Task directions – Print each of the records below, leaving every word as it is.

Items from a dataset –
▬▬▬▬▬▬▬▬▬▬
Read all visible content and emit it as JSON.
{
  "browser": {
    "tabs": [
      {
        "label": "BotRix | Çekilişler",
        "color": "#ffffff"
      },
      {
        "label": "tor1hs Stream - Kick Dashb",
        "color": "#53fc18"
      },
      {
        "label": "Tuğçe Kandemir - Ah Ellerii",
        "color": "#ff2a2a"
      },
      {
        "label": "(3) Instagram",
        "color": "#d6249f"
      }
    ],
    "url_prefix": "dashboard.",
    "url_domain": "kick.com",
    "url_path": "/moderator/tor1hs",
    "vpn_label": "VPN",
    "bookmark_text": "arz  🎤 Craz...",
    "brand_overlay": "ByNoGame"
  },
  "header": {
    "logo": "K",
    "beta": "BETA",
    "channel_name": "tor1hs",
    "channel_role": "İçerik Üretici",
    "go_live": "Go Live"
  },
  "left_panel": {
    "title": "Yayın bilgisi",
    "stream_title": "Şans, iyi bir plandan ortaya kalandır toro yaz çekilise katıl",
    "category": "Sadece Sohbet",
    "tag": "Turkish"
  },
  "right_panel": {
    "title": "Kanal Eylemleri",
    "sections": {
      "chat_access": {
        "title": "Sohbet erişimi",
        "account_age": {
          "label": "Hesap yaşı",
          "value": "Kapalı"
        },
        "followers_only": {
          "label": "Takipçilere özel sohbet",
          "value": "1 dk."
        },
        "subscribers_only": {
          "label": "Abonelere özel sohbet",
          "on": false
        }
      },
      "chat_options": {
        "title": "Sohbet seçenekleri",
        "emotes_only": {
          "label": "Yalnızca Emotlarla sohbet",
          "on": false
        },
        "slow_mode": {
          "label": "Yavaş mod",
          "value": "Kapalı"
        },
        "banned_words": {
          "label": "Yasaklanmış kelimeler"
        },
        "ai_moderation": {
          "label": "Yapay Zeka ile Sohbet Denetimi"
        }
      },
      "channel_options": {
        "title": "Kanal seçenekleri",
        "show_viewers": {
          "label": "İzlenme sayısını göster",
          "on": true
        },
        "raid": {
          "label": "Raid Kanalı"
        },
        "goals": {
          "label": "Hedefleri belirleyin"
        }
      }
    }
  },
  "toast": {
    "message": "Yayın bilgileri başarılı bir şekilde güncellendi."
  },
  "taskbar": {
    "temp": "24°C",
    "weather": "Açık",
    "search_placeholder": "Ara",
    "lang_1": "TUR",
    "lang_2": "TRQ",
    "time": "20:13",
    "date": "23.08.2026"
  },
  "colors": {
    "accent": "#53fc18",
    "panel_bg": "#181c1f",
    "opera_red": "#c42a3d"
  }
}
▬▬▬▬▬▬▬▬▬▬
Solved problem –
Read all visible content and emit it as JSON.
{
  "browser": {
    "tabs": [
      {
        "label": "BotRix | Çekilişler",
        "color": "#ffffff"
      },
      {
        "label": "tor1hs Stream - Kick Dashb",
        "color": "#53fc18"
      },
      {
        "label": "Tuğçe Kandemir - Ah Ellerii",
        "color": "#ff2a2a"
      },
      {
        "label": "(3) Instagram",
        "color": "#d6249f"
      }
    ],
    "url_prefix": "dashboard.",
    "url_domain": "kick.com",
    "url_path": "/moderator/tor1hs",
    "vpn_label": "VPN",
    "bookmark_text": "arz  🎤 Craz...",
    "brand_overlay": "ByNoGame"
  },
  "header": {
    "logo": "K",
    "beta": "BETA",
    "channel_name": "tor1hs",
    "channel_role": "İçerik Üretici",
    "go_live": "Go Live"
  },
  "left_panel": {
    "title": "Yayın bilgisi",
    "stream_title": "Şans, iyi bir plandan ortaya kalandır toro yaz çekilise katıl",
    "category": "Sadece Sohbet",
    "tag": "Turkish"
  },
  "right_panel": {
    "title": "Kanal Eylemleri",
    "sections": {
      "chat_access": {
        "title": "Sohbet erişimi",
        "account_age": {
          "label": "Hesap yaşı",
          "value": "Kapalı"
        },
        "followers_only": {
          "label": "Takipçilere özel sohbet",
          "value": "1 dk."
        },
        "subscribers_only": {
          "label": "Abonelere özel sohbet",
          "on": false
        }
      },
      "chat_options": {
        "title": "Sohbet seçenekleri",
        "emotes_only": {
          "label": "Yalnızca Emotlarla sohbet",
          "on": false
        },
        "slow_mode": {
          "label": "Yavaş mod",
          "value": "Kapalı"
        },
        "banned_words": {
          "label": "Yasaklanmış kelimeler"
        },
        "ai_moderation": {
          "label": "Yapay Zeka ile Sohbet Denetimi"
        }
      },
      "channel_options": {
        "title": "Kanal seçenekleri",
        "show_viewers": {
          "label": "İzlenme sayısını göster",
          "on": true
        },
        "raid": {
          "label": "Raid Kanalı"
        },
        "goals": {
          "label": "Hedefleri belirleyin"
        }
      }
    }
  },
  "toast": {
    "message": "Yayın bilgileri başarılı bir şekilde güncellendi."
  },
  "taskbar": {
    "temp": "24°C",
    "weather": "Açık",
    "search_placeholder": "Ara",
    "lang_1": "TUR",
    "lang_2": "TRQ",
    "time": "20:13",
    "date": "23.08.2026"
  },
  "colors": {
    "accent": "#53fc18",
    "panel_bg": "#181c1f",
    "opera_red": "#c42a3d"
  }
}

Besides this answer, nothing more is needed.